Songwriters: LENNON, JOHN / MCCARTNEY, PAUL

ANYWAY… unequivocal smart people have often declared — on twitter, LinkedIn, Posterior Analytics, etc. — to make lists stop at THREE, so that’s what I’ll do.

If YOU have a good way to sort through the multitude and successfully identify story-topic-genre-publication-audience concordance, I am all afti.

allfornow – Mitch

P.S. – If you are not already aware, poet Trish Hopkinson does a great job of unearthing calls and journals that are open to submissions. See her twitter feed and also check out Calls for Submissions (Poetry, Fiction, Art) on Facebook.

The Beefeater and the Donnybrook

 

Update: 4.11.17 – Hi, from a sunny day in April, beside the lake,

Janice and I have been travelling and have both been down with a cold lately. My blog activity has been limited, though I have been able to keep up with daily writing. Today I heard from editor and literary paragon, Charlie Fish, that another of my stories has been accepted for his award-winning site, Fiction on the Web.

Feedspot has named FotW a TOP 20 short story site on the internet!

Short-story_20_transparent_216pxHere’s what Charlie says about FICTION on the WEB: “It is a labour of love. Every single story on here is hand-picked and carefully edited by me. I don’t have a staff, and I don’t make any money. I do this because I want to give authors a chance to get their work out there, and I love sharing great stories with the world.

FICTION on the WEB has been online since 1996, which makes it the oldest short stories website on the Internet.”

Here are a few snippets from my latest story:

The Beefeater and the Donnybrook

By Mitchell Toews

Copyright Mitchell Toews ©2017

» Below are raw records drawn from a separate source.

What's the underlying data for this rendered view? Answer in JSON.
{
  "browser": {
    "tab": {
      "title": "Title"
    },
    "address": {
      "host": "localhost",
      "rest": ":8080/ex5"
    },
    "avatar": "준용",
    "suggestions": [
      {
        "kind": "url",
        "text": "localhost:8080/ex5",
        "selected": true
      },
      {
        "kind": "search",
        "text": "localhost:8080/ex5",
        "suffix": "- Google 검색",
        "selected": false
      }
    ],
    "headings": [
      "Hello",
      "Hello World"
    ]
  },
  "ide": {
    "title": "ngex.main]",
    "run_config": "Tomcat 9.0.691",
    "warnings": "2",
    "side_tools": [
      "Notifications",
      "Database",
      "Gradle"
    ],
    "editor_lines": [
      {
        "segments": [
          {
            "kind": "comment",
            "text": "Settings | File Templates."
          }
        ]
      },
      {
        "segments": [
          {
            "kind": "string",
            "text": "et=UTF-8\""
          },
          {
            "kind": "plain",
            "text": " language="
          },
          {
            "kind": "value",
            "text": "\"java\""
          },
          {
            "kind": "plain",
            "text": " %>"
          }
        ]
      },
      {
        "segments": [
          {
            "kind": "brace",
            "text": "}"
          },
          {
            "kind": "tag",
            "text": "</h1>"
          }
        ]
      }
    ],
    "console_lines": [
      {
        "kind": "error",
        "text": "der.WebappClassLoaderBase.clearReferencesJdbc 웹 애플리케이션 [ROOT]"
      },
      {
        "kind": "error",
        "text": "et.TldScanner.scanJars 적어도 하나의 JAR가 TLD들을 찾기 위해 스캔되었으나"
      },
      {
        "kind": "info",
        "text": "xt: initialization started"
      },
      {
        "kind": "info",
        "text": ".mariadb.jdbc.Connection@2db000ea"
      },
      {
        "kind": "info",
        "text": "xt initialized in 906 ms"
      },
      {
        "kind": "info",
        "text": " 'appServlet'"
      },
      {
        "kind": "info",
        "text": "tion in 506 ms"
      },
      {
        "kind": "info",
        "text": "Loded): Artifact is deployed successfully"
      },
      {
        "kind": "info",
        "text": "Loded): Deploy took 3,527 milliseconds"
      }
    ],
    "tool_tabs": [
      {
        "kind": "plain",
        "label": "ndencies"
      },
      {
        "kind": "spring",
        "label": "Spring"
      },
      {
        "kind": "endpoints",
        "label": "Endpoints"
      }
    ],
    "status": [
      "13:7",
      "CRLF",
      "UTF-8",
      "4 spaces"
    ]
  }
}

MICAH JAMES WAS shorter than average and had an interesting kind of face. His eyes were recessed and penetrating and his complexion had the weathered texture and ruddy colour of a mountain climber or a big game hunter. He was neither. Micah James was a quiet, middle-aged family man – an engineer working for the City of Halifax in Canada.

The Jameses were leaving together soon on a long-awaited trip to London. His wife, Marion, had planned the trip from the packing process through tipping and all conceivable forms of disaster planning.

[SNIP]

“Ok, I’m on it! Walk will do me good.” Micah said, giving Marion an assuring glance and summoning up some energy for the trip. It was fine – the kind of little blip he had been secretly hoping for.

[SNIP]

Twisting in his crouch, Micah was eyeball to kneecap with a pair of creased black pants, gold piping on the sides. His eyes followed the stripes up to a white satin tunic and topping that, a dapper red fez. Then the voice again, but softer, “Are you alright, mate?”

[SNIP]

He waited in line at the reception desk, listening to an instrumental version of a Bob Dylan song. It was piping out of a speaker in the tile ceiling above him and he laid his head back to peer at it. Thinking of his own rapid descent into hell, he picked detritus from his oily beard; bits of styrofoam and other rancid urban spod. His thinning hair hung in limp disarray and the belt of the raincoat had come loose and was dragging on the ground behind him like an obedient, filthy snake.

[SNIP]

See it on FotW on May 19: an ever-worsening yarn that plays out on the streets of central London. 

Other stories that have appeared on Fiction on the Web:

Nothing to Lose

July 8, 2016. A baker and former hockey player reminisces on his colourful history as he delivers buns in the dusty Manitoba sun.

Heavy Artillery

Oct. 30, 2016. The story of young Matty and his characterful neighbour encountering a travelling salesman in the sleepy Manitoba town of Hartplatz.

The Preacher and His Wife

 Jan. 23, 2017. In Hartplatz, rural Canada, a neighbourhood scandal brews when young Sarah reports that her grandmother’s engagement ring has gone missing.